Selenium has received considerable attention as a cancer preventive agent. But the puzzling, disquieting results of the Selenium and Vitamin E Cancer Prevention Trial (SELECT) have called into question how much is really understood about the biology behind selenium and cancer risk. This predicament should provide researchers with a renewed stimulus for exploring mechanisms of selenium anti-carcinogenesis. One such line of inquiry is homeostatic housecleaning — that selenium can preferentially eliminate DNA-damaged cell populations through apoptosis, consistent with the decreased DNA damage and increased apoptosis observed in the prostate of selenium-replete dogs after receiving additional dietary selenium supplementation. Because growing experimental evidence suggests the anti-carcinogenic effects of selenium on prostatic cells are form-dependent and apoptosis is a DNA damage response, the aim of this research was to determine whether selenite, a form of selenium that induces DNA damage, possesses potent homeostatic housecleaning activity. To test this hypothesis, we exposed human and canine prostate cancer cells to non-cytotoxic concentrations of hydrogen peroxide (H2O2) to create cell populations with higher levels of oxidant-induced DNA damage, and then evaluated the extent to which oxidant damage sensitizes prostate cancer cell populations to selenite-triggered apoptosis compared to apoptosis triggered by methylseleninic acid (MSA), a non-DNA damaging methylselenol precursor we previously showed to have strong homeostatic housecleaning activity. In this brief communication, we report that non-cytotoxic oxidant-induced damage does not sensitize prostate cancer cell populations to selenite-triggered apoptosis. Intensity of apoptosis triggered by MSA in H2O2-damaged prostate cancer cells was 3 times higher than undamaged cell populations not exposed to H2O2 (P ≤ 0.01). In contrast, neither human nor canine prostate cancer cells with oxidant-induced damage had a significant increase in intensity of selenite-triggered apoptosis compared to undamaged cells. The divergent results between MSA and selenite in our experiments contribute to a growing catalogue of observations that suggest there are important form-dependent differences in the extent to which selenium can impact the emergence of prostate cancer.
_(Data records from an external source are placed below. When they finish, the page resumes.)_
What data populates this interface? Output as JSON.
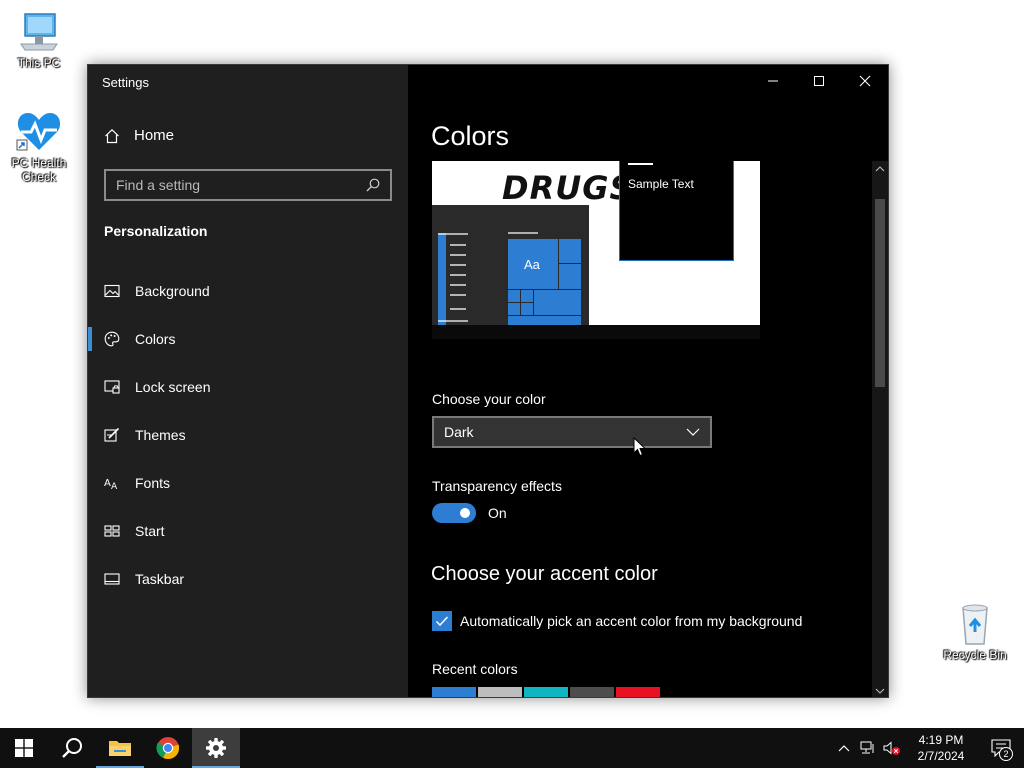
{
  "desktop": {
    "icons": [
      {
        "label": "This PC",
        "icon": "computer-icon"
      },
      {
        "label": "PC Health Check",
        "icon": "heart-pulse-icon"
      },
      {
        "label": "Recycle Bin",
        "icon": "recycle-bin-icon"
      }
    ]
  },
  "window": {
    "title": "Settings",
    "home_label": "Home",
    "search_placeholder": "Find a setting",
    "section": "Personalization",
    "nav": [
      {
        "label": "Background",
        "icon": "image-icon",
        "selected": false
      },
      {
        "label": "Colors",
        "icon": "palette-icon",
        "selected": true
      },
      {
        "label": "Lock screen",
        "icon": "lock-screen-icon",
        "selected": false
      },
      {
        "label": "Themes",
        "icon": "themes-brush-icon",
        "selected": false
      },
      {
        "label": "Fonts",
        "icon": "fonts-icon",
        "selected": false
      },
      {
        "label": "Start",
        "icon": "start-grid-icon",
        "selected": false
      },
      {
        "label": "Taskbar",
        "icon": "taskbar-icon",
        "selected": false
      }
    ]
  },
  "content": {
    "title": "Colors",
    "preview": {
      "wallpaper_text": "DRUGS",
      "tile_label": "Aa",
      "sample_text": "Sample Text"
    },
    "choose_color_label": "Choose your color",
    "choose_color_value": "Dark",
    "transparency_label": "Transparency effects",
    "transparency_state": "On",
    "accent_heading": "Choose your accent color",
    "auto_accent_label": "Automatically pick an accent color from my background",
    "auto_accent_checked": true,
    "recent_colors_label": "Recent colors",
    "recent_colors": [
      "#2d7dd2",
      "#bdbdbd",
      "#0fb5c0",
      "#4d4d4d",
      "#e81123"
    ],
    "accent_color": "#2d7dd2"
  },
  "taskbar": {
    "apps": [
      {
        "name": "Start",
        "icon": "windows-logo-icon"
      },
      {
        "name": "Search",
        "icon": "search-icon"
      },
      {
        "name": "File Explorer",
        "icon": "folder-icon"
      },
      {
        "name": "Google Chrome",
        "icon": "chrome-icon"
      },
      {
        "name": "Settings",
        "icon": "gear-icon",
        "active": true
      }
    ],
    "time": "4:19 PM",
    "date": "2/7/2024",
    "notification_count": "2"
  }
}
By carefully documenting the form-dependent biological effects of selenium and other nutrients, we commit ourselves to more precisely qualifying the implications of laboratory results and to more carefully designing and interpreting the results of large-scale human trials.
Citation: Chiang EC, Bostwick DG, Waters DJ (2015) Selenium Form-Dependent Anti-Carcinogenesis: Preferential Elimination of Oxidant-Damaged Prostate Cancer Cell Populations by Methylseleninic Acid is Not Shared by Selenite. Vitam Miner 4:126. doi: 10.4172/2376-1318.1000126